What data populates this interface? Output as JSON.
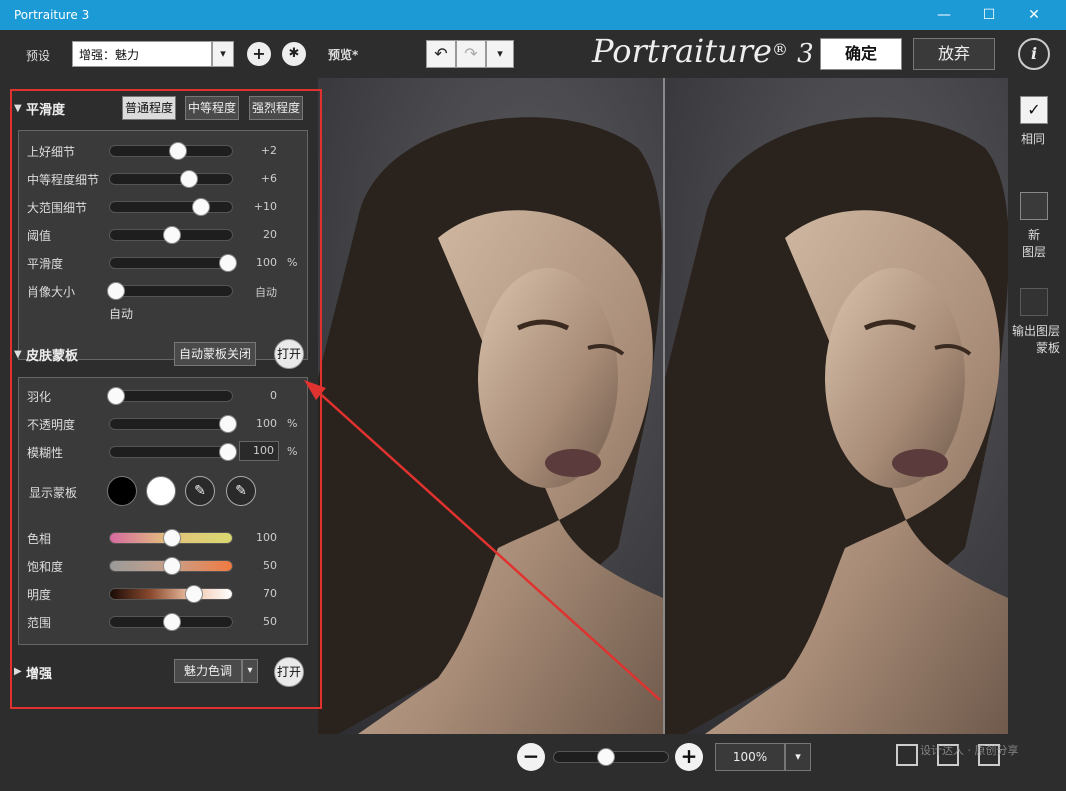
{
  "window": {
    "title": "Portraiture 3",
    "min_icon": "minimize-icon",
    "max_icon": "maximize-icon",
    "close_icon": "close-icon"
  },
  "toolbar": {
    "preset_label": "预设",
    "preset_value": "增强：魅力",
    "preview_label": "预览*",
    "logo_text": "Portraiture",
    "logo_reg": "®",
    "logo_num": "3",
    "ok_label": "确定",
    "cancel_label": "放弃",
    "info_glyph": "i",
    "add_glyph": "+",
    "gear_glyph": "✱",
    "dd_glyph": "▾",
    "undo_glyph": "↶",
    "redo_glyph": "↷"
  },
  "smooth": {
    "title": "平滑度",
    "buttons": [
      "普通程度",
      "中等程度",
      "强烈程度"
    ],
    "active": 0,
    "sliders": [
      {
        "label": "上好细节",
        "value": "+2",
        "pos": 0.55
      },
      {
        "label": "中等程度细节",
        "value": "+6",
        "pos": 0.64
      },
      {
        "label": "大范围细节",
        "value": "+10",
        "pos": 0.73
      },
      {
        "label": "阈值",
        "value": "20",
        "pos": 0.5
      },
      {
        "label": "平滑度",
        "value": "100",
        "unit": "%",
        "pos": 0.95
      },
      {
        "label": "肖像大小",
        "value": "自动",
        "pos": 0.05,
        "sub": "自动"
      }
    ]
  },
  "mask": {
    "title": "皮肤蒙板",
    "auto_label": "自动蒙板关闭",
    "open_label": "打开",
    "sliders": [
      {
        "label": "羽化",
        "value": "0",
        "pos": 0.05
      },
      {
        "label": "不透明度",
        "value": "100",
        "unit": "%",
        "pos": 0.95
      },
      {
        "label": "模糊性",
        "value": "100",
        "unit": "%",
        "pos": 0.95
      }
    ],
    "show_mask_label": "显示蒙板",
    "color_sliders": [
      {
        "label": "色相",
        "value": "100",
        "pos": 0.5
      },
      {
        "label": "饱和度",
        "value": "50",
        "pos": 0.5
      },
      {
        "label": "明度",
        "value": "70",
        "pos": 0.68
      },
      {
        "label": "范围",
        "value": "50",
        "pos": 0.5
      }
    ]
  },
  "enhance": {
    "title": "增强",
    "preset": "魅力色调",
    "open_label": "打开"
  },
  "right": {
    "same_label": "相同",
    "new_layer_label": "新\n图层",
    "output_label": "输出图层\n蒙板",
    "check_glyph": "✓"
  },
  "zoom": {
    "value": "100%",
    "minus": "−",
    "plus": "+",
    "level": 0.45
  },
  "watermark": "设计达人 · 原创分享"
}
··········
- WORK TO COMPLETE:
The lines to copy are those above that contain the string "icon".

- EXERCISE OUTPUT:
    "min_icon": "minimize-icon",
    "max_icon": "maximize-icon",
    "close_icon": "close-icon"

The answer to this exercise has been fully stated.